Although plant leaves are rich sources of these elements, seeds show appreciable Cu concentrations. Copper is taken up as Cu+ by high-affinity transporters belonging to the copper transporter and/or as Cu2+ by Zinc transporters. Inside the cell, Cu+ is bound to metallotheioneins and Cu chaperone proteins, which deliver it to specific apoproteins to form biologically active Cu-proteins. Additionally, this element is involved in the detoxification or secretory pathways. Regarding phosphorous, its total concentration is mainly related to phytate concentrations in seeds and influenced by the application of P fertilizers and reduced by the application of Zn fertilizers. In this example, the distribution of 31P+ and 63Cu+ were assessed in Arabidopsis thaliana seed, using 12C+ as internal standard. For acquiring this image, the distance among the lines was 15 µm, while scan speed was 10 µm s-1, and the acquisition time was settled at 0.270 s.
Compositional data of coins constitute a fundamental tool in archaeological research, since this information can help to distinguish the geographical origin of the materials and the place of discovery. Additionally, a comparative analysis of the isotopic abundances in coins can be different, considering that metals used in the mintage were obtained from different mining areas.
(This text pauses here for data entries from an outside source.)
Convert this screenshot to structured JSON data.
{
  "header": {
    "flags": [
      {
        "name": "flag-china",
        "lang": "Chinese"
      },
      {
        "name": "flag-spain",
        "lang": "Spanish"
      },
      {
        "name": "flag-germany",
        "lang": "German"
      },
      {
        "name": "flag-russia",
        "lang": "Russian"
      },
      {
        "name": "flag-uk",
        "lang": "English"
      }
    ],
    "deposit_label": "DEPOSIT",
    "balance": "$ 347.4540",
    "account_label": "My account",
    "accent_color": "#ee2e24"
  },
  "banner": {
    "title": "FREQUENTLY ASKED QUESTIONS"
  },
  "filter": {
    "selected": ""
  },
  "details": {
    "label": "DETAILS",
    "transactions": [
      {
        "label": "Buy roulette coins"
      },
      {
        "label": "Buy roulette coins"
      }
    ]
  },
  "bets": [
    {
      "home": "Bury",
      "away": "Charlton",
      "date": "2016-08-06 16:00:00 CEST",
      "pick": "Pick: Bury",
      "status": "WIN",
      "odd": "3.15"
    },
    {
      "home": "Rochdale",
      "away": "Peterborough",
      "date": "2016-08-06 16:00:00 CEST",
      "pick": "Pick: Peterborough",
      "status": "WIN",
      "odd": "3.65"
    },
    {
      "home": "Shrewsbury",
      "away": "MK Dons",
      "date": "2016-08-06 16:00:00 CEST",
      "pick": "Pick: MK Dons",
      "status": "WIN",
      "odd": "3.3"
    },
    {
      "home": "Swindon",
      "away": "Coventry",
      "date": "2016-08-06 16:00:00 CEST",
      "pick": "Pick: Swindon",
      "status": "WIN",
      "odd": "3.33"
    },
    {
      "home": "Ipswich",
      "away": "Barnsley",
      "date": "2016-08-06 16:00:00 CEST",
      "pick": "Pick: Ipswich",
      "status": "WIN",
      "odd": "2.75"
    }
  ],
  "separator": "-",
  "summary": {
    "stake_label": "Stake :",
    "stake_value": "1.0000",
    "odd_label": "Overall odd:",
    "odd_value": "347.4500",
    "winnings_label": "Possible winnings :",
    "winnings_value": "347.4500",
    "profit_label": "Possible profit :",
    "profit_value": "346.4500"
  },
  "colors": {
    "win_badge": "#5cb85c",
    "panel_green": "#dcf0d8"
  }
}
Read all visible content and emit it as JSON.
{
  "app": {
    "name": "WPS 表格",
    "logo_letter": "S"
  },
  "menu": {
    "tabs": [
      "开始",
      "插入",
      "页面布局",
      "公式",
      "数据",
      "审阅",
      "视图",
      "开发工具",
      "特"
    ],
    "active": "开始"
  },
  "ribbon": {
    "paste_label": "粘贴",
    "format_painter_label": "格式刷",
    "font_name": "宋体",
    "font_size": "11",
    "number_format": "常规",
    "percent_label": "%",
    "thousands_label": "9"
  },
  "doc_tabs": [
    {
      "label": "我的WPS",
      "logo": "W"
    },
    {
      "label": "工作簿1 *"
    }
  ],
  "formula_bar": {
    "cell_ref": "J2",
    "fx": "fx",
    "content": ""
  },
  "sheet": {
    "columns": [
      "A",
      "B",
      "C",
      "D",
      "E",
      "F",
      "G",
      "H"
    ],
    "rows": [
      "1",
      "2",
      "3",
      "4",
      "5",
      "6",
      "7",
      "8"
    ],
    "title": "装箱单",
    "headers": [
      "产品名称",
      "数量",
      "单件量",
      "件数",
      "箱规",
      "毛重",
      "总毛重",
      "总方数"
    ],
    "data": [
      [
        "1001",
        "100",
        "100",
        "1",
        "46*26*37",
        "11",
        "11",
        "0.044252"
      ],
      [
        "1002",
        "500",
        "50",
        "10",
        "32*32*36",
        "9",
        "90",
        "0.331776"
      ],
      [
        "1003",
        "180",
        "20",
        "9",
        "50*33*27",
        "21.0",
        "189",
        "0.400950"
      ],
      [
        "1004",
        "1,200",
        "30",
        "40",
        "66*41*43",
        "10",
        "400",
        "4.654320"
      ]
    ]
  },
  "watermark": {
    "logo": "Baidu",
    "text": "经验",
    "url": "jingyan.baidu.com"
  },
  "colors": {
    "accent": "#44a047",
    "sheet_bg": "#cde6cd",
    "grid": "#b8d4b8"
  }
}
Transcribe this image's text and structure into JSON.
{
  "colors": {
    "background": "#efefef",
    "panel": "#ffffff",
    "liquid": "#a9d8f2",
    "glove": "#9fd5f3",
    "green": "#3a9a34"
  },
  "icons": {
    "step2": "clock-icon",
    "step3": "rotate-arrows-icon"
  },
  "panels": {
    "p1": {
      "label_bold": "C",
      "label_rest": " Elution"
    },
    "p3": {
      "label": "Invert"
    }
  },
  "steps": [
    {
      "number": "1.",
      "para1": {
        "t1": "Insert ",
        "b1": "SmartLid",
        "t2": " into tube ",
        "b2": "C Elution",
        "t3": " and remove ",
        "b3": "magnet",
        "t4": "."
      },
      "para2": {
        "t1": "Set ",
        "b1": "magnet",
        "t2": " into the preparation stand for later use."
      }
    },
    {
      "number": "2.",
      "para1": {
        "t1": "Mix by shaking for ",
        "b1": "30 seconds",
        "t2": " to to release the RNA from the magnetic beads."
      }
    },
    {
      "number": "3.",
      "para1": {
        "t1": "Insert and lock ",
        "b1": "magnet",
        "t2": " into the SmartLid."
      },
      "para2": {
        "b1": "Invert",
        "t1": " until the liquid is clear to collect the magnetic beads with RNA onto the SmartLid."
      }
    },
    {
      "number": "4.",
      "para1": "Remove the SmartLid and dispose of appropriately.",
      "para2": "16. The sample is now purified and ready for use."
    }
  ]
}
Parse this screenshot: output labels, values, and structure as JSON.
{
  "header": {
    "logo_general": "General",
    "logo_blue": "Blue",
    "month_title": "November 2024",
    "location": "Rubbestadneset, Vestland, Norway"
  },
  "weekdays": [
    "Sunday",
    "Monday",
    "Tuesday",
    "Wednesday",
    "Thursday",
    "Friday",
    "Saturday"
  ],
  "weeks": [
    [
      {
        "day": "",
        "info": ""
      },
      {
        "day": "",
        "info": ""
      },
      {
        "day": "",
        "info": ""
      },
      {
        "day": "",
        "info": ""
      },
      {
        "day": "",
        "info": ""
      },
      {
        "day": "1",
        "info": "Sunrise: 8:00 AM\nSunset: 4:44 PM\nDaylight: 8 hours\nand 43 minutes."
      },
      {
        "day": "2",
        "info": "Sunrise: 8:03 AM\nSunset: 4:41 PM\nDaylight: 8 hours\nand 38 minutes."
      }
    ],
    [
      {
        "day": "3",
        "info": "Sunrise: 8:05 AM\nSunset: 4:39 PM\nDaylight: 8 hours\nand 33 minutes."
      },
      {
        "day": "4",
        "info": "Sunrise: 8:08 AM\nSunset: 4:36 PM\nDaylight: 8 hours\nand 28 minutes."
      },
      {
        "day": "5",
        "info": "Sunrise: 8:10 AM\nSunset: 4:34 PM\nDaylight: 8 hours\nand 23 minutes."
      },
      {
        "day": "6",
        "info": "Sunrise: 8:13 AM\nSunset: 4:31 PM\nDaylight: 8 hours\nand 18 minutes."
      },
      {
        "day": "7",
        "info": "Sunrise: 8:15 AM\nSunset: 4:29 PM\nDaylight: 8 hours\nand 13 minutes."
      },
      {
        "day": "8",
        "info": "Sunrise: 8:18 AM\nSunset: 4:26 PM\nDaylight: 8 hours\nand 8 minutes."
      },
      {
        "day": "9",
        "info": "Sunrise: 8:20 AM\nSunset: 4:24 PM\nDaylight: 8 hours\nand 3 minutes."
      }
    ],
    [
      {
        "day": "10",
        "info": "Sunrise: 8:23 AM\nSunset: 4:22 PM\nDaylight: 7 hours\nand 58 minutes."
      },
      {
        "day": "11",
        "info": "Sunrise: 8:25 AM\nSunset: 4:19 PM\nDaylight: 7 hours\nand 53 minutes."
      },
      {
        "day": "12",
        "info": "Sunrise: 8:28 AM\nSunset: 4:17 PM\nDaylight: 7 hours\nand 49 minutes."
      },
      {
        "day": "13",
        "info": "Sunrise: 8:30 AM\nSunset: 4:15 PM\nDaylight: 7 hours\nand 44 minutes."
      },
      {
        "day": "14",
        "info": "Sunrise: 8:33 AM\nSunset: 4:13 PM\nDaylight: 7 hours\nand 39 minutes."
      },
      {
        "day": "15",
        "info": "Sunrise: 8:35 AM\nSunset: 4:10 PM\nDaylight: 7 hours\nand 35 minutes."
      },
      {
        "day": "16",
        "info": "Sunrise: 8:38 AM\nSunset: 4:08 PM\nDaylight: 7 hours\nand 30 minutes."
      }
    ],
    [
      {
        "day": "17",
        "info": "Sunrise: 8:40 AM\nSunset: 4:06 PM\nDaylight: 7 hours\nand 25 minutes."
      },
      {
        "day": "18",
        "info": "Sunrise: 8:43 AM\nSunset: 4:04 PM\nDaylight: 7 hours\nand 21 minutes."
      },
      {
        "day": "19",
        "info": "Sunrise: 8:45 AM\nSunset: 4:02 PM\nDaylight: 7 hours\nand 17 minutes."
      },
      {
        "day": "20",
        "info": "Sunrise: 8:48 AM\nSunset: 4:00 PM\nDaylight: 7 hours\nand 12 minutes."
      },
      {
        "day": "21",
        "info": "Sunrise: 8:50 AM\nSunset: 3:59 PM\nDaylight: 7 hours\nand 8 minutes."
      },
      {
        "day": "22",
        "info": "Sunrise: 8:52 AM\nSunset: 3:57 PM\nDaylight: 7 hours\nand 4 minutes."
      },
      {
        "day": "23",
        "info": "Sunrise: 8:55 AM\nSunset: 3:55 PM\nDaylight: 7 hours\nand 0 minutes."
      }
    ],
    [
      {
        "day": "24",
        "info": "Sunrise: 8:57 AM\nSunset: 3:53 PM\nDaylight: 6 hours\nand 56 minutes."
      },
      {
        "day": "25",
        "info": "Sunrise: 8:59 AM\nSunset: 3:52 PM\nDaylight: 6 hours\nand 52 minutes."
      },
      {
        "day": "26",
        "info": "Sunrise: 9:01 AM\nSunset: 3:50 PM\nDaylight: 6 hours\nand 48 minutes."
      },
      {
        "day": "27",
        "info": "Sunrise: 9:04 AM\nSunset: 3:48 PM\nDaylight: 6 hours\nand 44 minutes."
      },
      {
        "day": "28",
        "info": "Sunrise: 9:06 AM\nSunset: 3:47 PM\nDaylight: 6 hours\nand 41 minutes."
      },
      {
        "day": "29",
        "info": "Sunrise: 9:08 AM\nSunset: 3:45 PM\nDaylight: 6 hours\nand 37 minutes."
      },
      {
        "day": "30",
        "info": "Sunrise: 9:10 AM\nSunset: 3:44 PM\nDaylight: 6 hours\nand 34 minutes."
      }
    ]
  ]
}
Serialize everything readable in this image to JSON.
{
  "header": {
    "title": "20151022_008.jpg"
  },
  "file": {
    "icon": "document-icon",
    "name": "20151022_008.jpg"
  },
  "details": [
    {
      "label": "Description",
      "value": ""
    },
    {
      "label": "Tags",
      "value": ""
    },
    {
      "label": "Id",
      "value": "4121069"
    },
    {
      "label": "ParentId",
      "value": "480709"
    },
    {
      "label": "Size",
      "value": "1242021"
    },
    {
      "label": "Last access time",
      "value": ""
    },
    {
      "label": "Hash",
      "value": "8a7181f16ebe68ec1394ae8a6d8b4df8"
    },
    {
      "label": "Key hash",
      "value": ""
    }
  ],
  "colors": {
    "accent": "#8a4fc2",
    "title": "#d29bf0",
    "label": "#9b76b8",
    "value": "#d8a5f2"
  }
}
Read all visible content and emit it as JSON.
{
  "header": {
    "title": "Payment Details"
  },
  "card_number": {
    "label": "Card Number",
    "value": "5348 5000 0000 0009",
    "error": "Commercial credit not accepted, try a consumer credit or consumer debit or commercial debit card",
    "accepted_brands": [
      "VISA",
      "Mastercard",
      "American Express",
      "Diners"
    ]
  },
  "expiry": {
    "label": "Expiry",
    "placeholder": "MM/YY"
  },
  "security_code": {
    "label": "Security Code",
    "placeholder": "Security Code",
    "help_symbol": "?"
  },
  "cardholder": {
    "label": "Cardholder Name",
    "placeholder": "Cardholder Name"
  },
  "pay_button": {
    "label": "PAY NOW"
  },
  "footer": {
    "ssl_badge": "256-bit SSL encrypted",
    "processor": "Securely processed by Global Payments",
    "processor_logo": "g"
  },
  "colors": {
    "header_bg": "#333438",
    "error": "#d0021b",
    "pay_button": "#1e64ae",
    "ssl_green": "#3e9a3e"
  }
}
In this didactic example, the distribution of 66Zn+ and 107Ag+ was presented in a coin of 5 cent of Real (Brazilian coin), while 63Cu+ or 12C+ were used as internal standards. Data are obtained by scanning of the sample surface as parallel lines to show the elemental distribution in the sample, and each line ablated was then recorded in different files. For the ablation process, 27 lines presenting the same size were drawn in an area of 2.43 mm2, approximately. Some parameters used were the speed ablation (50 µm s-1), and the ICP-MS acquisition time for each point was settled at 0.216 s. For providing the y-coordinate resolution, the distance among the lines was 60 µm for image building.